In the copy, include every entry exactly but none of the images.

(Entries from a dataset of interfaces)
- Opening Delimiter -
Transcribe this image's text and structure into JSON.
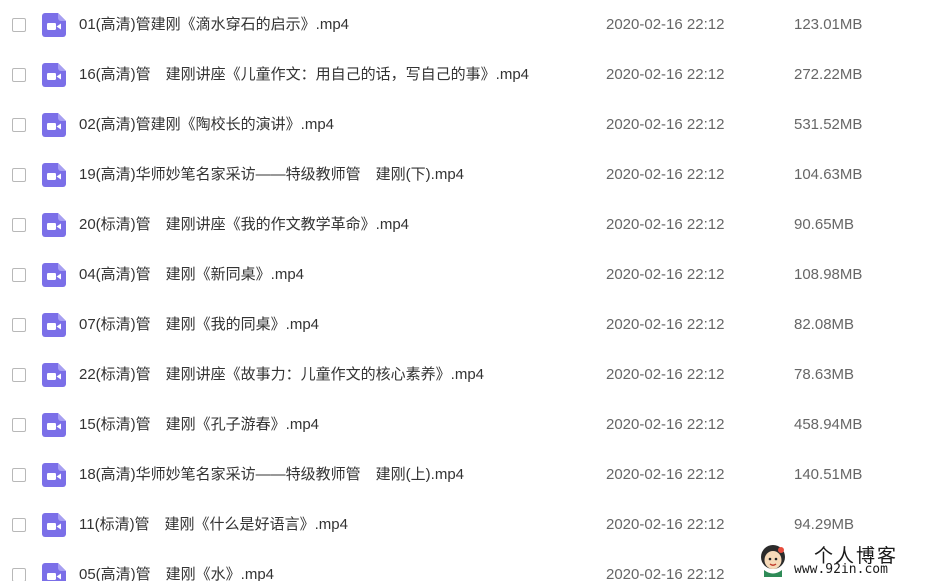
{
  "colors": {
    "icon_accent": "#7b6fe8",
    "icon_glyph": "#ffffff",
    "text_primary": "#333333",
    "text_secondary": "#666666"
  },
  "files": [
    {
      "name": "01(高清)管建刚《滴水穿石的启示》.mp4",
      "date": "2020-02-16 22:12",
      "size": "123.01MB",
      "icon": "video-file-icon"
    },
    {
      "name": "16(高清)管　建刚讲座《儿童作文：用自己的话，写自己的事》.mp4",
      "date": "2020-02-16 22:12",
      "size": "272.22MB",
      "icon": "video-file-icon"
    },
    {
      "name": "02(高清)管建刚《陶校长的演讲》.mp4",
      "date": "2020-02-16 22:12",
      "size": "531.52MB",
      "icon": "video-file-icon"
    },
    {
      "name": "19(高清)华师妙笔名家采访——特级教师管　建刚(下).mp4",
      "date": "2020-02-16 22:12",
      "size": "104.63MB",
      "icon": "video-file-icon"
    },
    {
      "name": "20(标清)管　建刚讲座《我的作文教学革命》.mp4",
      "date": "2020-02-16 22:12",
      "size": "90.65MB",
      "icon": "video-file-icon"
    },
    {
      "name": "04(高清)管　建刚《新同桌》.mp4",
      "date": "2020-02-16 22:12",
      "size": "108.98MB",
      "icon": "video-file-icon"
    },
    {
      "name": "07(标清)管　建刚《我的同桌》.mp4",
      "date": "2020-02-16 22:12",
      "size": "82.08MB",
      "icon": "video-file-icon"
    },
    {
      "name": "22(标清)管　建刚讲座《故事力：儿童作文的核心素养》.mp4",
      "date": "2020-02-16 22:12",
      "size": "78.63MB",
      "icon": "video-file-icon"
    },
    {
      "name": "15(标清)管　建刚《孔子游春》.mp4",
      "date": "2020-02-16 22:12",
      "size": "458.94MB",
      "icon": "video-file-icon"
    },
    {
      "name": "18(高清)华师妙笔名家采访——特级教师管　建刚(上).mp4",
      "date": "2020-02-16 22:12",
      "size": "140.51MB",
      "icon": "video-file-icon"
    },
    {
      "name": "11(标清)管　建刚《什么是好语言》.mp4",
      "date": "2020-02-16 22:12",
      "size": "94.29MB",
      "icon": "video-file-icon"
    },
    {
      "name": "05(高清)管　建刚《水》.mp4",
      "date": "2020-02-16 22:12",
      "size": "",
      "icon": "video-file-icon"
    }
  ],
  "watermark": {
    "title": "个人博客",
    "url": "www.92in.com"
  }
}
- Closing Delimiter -
[WORKED SOLUTION]
Transcribe this image's text and structure into JSON.
{
  "colors": {
    "icon_accent": "#7b6fe8",
    "icon_glyph": "#ffffff",
    "text_primary": "#333333",
    "text_secondary": "#666666"
  },
  "files": [
    {
      "name": "01(高清)管建刚《滴水穿石的启示》.mp4",
      "date": "2020-02-16 22:12",
      "size": "123.01MB",
      "icon": "video-file-icon"
    },
    {
      "name": "16(高清)管　建刚讲座《儿童作文：用自己的话，写自己的事》.mp4",
      "date": "2020-02-16 22:12",
      "size": "272.22MB",
      "icon": "video-file-icon"
    },
    {
      "name": "02(高清)管建刚《陶校长的演讲》.mp4",
      "date": "2020-02-16 22:12",
      "size": "531.52MB",
      "icon": "video-file-icon"
    },
    {
      "name": "19(高清)华师妙笔名家采访——特级教师管　建刚(下).mp4",
      "date": "2020-02-16 22:12",
      "size": "104.63MB",
      "icon": "video-file-icon"
    },
    {
      "name": "20(标清)管　建刚讲座《我的作文教学革命》.mp4",
      "date": "2020-02-16 22:12",
      "size": "90.65MB",
      "icon": "video-file-icon"
    },
    {
      "name": "04(高清)管　建刚《新同桌》.mp4",
      "date": "2020-02-16 22:12",
      "size": "108.98MB",
      "icon": "video-file-icon"
    },
    {
      "name": "07(标清)管　建刚《我的同桌》.mp4",
      "date": "2020-02-16 22:12",
      "size": "82.08MB",
      "icon": "video-file-icon"
    },
    {
      "name": "22(标清)管　建刚讲座《故事力：儿童作文的核心素养》.mp4",
      "date": "2020-02-16 22:12",
      "size": "78.63MB",
      "icon": "video-file-icon"
    },
    {
      "name": "15(标清)管　建刚《孔子游春》.mp4",
      "date": "2020-02-16 22:12",
      "size": "458.94MB",
      "icon": "video-file-icon"
    },
    {
      "name": "18(高清)华师妙笔名家采访——特级教师管　建刚(上).mp4",
      "date": "2020-02-16 22:12",
      "size": "140.51MB",
      "icon": "video-file-icon"
    },
    {
      "name": "11(标清)管　建刚《什么是好语言》.mp4",
      "date": "2020-02-16 22:12",
      "size": "94.29MB",
      "icon": "video-file-icon"
    },
    {
      "name": "05(高清)管　建刚《水》.mp4",
      "date": "2020-02-16 22:12",
      "size": "",
      "icon": "video-file-icon"
    }
  ],
  "watermark": {
    "title": "个人博客",
    "url": "www.92in.com"
  }
}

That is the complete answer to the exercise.